Fruits start to form within the next few days at successful pollination. Within a few weeks, the shiny apple green fruit will grow in size.
However, sadly some suddenly stopped growing and shriveled. About 20 of them!! I have no idea why!! What a waste!!!
So I removed them and in the compost they went.
Anyway, I'm utterly delighted that the rest, almost 30+ fruits, continue to grow and glisten under the sunshine! <wide happy grin>
Fruit flies and ants started to attack a few of the fruits as I noticed holes on them and so I wrapped each fruit with expandable foam wrapper I collected from a fruit vendor.

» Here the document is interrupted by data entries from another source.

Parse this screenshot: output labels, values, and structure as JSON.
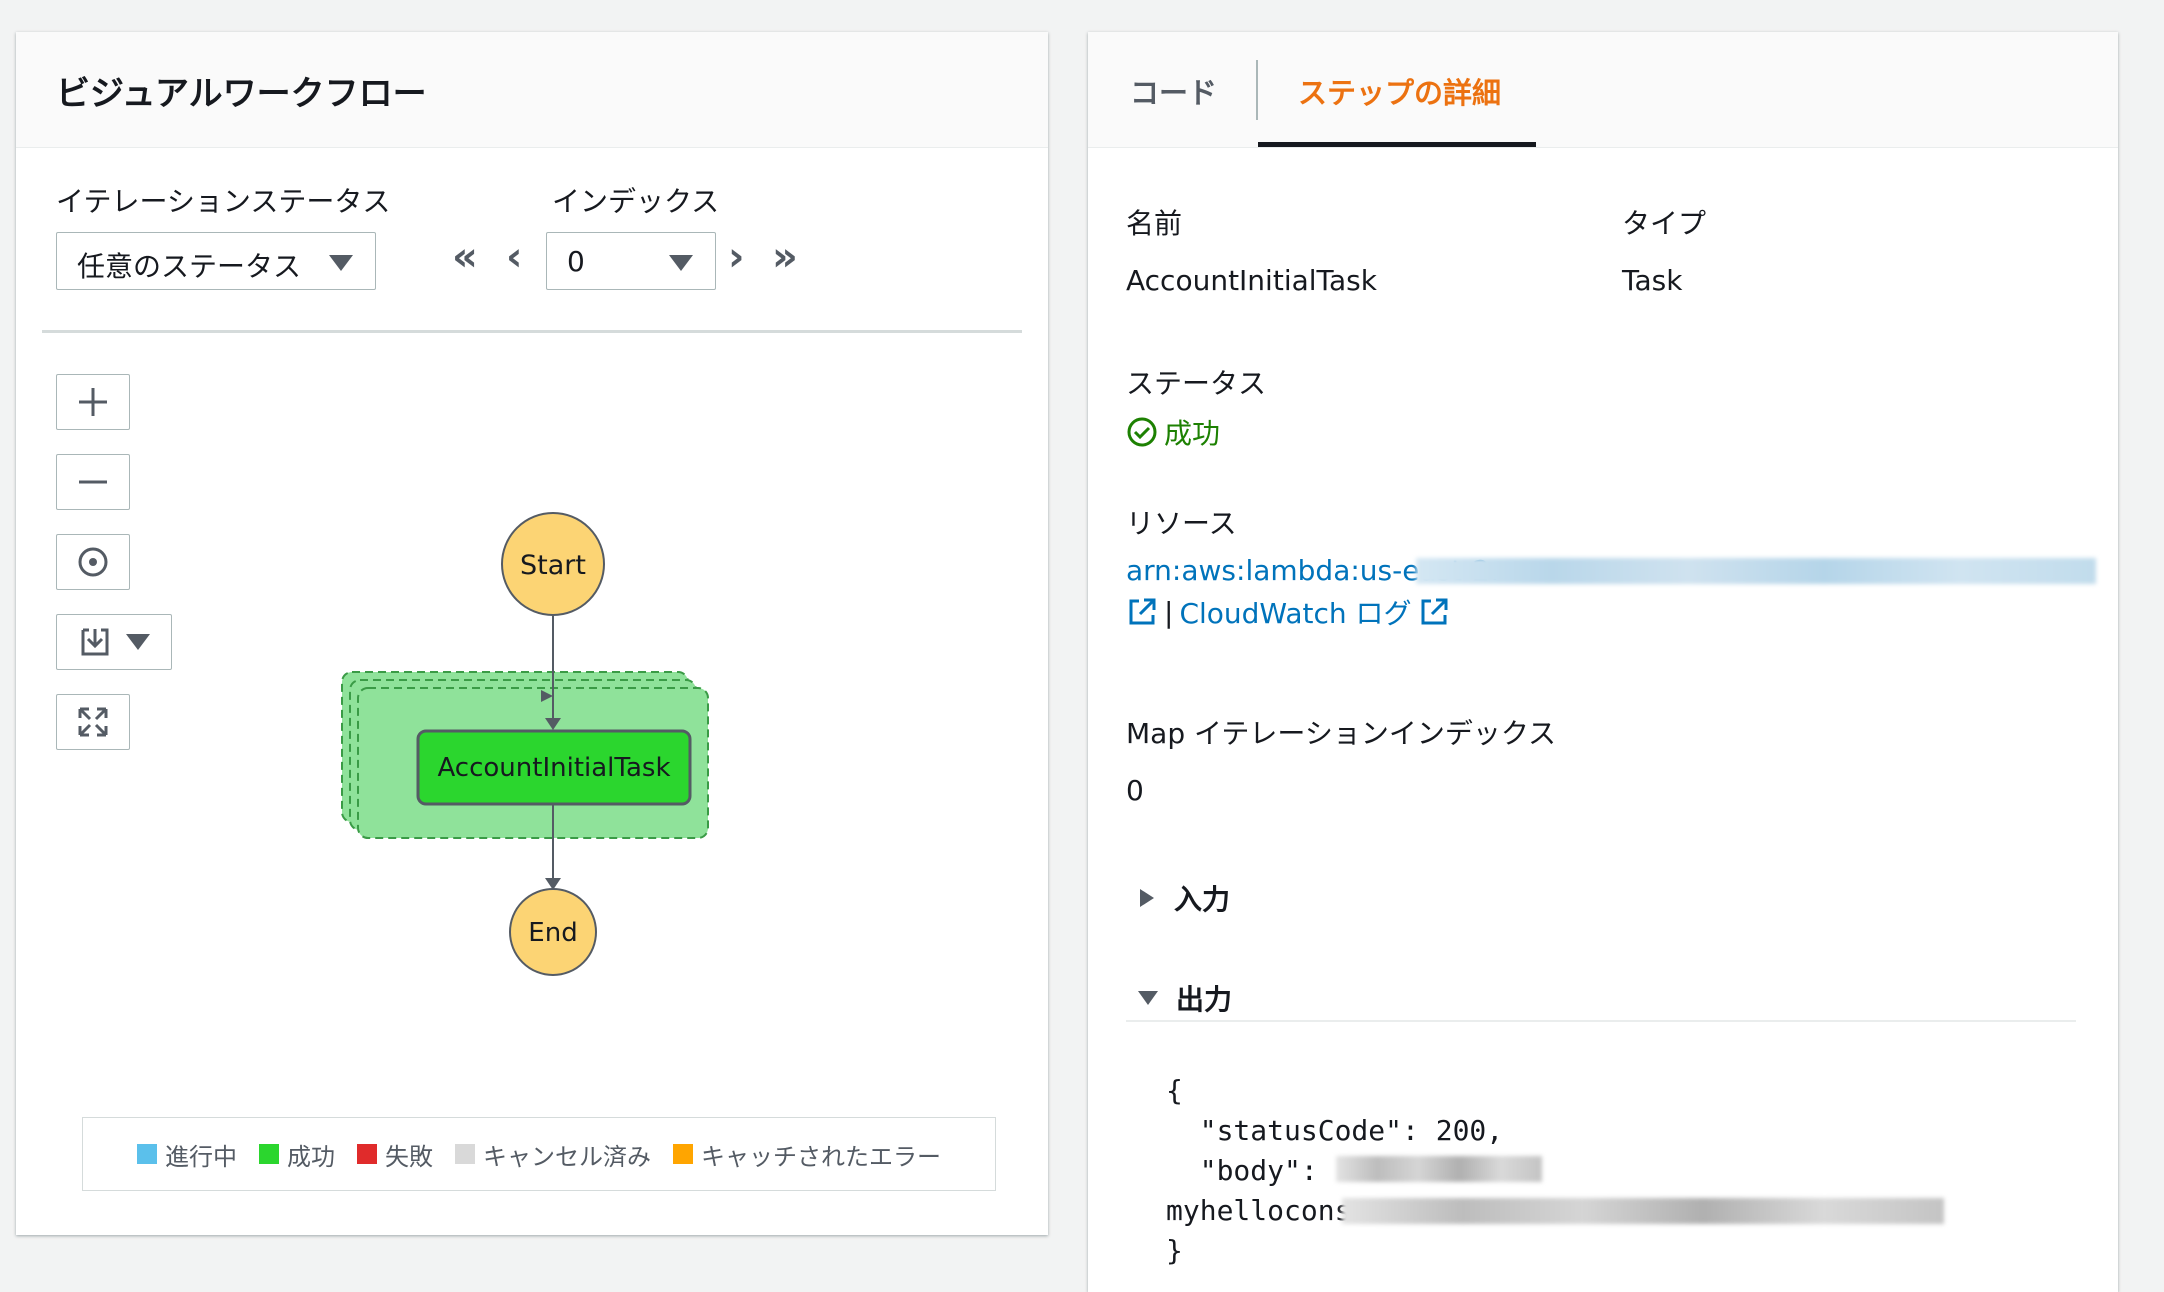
{
  "left": {
    "title": "ビジュアルワークフロー",
    "iteration_status_label": "イテレーションステータス",
    "iteration_status_value": "任意のステータス",
    "index_label": "インデックス",
    "index_value": "0",
    "nav": {
      "first": "«",
      "prev": "‹",
      "next": "›",
      "last": "»"
    },
    "graph": {
      "start": "Start",
      "task": "AccountInitialTask",
      "end": "End"
    },
    "legend": [
      {
        "label": "進行中",
        "color": "#5bc0eb"
      },
      {
        "label": "成功",
        "color": "#2bd62e"
      },
      {
        "label": "失敗",
        "color": "#e02b2b"
      },
      {
        "label": "キャンセル済み",
        "color": "#d9d9d9"
      },
      {
        "label": "キャッチされたエラー",
        "color": "#ffa500"
      }
    ]
  },
  "right": {
    "tabs": {
      "code": "コード",
      "details": "ステップの詳細"
    },
    "name_label": "名前",
    "name_value": "AccountInitialTask",
    "type_label": "タイプ",
    "type_value": "Task",
    "status_label": "ステータス",
    "status_value": "成功",
    "resource_label": "リソース",
    "resource_arn": "arn:aws:lambda:us-east-2:",
    "separator": "|",
    "cloudwatch_link": "CloudWatch ログ",
    "map_index_label": "Map イテレーションインデックス",
    "map_index_value": "0",
    "input_label": "入力",
    "output_label": "出力",
    "output_lines": [
      "{",
      "  \"statusCode\": 200,",
      "  \"body\": ",
      "myhellocons",
      "}"
    ]
  },
  "colors": {
    "accent": "#ec7211",
    "link": "#0073bb",
    "success": "#1d8102"
  }
}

It takes almost 3 mths from fruit formation right up to ripening when the color of the fruit turns maroon-ish. Once ripened, the fruit will fall off by itself, or they can be also be harvested by hand with a kitchen scissors.

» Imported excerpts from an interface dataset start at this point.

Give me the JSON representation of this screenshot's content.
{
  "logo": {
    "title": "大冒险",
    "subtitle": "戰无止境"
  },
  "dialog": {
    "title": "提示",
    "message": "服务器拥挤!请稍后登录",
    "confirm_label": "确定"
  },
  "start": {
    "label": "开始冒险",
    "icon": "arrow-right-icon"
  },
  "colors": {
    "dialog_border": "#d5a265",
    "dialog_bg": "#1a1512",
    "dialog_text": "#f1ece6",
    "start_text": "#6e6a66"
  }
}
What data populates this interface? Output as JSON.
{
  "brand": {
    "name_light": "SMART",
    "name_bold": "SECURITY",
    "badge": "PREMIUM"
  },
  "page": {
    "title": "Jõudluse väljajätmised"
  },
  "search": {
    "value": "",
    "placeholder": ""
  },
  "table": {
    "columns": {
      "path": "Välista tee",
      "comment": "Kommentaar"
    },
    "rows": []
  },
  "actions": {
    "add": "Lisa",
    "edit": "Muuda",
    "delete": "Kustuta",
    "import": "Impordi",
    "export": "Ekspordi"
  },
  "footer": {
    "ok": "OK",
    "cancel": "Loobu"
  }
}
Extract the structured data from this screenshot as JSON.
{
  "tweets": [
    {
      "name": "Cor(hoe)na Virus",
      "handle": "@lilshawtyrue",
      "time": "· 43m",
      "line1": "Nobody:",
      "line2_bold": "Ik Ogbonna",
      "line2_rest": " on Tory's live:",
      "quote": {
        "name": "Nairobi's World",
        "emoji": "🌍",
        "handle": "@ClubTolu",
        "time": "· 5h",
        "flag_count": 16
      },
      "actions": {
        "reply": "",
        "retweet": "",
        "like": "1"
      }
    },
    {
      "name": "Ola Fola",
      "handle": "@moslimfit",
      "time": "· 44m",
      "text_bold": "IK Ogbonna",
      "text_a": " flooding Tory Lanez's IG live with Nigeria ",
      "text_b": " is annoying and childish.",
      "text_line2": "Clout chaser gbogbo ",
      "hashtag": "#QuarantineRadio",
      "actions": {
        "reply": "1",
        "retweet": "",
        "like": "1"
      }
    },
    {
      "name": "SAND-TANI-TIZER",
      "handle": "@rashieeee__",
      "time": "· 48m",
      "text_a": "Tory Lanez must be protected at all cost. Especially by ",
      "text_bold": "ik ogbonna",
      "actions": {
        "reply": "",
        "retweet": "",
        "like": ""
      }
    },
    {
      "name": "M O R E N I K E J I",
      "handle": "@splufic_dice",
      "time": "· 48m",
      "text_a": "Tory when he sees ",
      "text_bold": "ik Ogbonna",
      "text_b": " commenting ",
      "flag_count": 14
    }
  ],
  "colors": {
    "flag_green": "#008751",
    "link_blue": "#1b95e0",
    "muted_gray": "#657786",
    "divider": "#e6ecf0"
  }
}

Here's my third and most recent harvest. I made them into juice for my family at our Chinese New Year dinner at home. Yummy!!
Some growing points and observations:
Soil - needs fertile soil, best mixed with compost, soil should not be water-logged.
Weather - needs warm sunny weather. best to plant it in the east side where morning sun shines.
Diseases - the plant has strong resistance to common diseases. watch out for fruit flies and ants trying to penetrate the fruit.
Friday, November 30, 2012
Most of my veggie seeds rotted away in vain due to the rain. The rainy season has persisted for over a month now and this has been dampening seed germination.
So, I decided to grow kangkung instead. Bought a bunch of kangkung with roots. I cooked the leafy and young stem part in a delicious stir-fry and planted the roots.
It's all very easy. Leave about 2 inches of stem from above the roots, trim the roots if they're too long.
Then, plant each stem 2 inches apart. Kangkung needs lots and lots and lots of water and the rainy season did all the work.
I stuck these into the soil on 27 September.
This was on 17 November
And this was taken today, 30 November. Ready for a stir-fry in the wok very very soon! :)
Wednesday, October 31, 2012
These nutritious veggies, red amaranth or also known as Chinese or Asian spinach and bayam in Malaysia, are very easy to grow. The seeds volunteer themselves wherever they land, thanks to birds, wind and rain, that spread them all over my backyard. I had 2 mature tall plants last few months which produced many mini foxtail-like flowers with hundreds of tiny black seeds lodged inside. Red amaranth has been growing here and there and everywhere in and around my plant pots at the front and back of my house for a year now. From time to time, sprouts emerged when I overturned the soil in the pots. The plants do very well in full sun and can grow in any soil condition and they grow fast. If you don't have the seeds to start with, just buy a bunch of this veggie from the market with roots. Plant the roots with 3 inches of stem above the root level, water and watch it grow. From here, you can let the plant mature for seed collection.
Cooked amaranth leaves are a good source of vitamin A, vitamin C, and folate; they are also a complementing source of other vitamins such as thiamine, niacin, and riboflavin, plus some dietary minerals including calcium, iron, potassium, zinc, copper, and manganese. (source: wikipedia)
Here are some of the 'volunteer' red amaranth vegetable growing in my backyard.
Hundreds of tiny black seeds are lodged inside these mini foxtail-like flowers. Allow one or two plants like this go to wilt and the seeds will give you continuous batch of these veggies.
A bunch which I harvested for stir fry.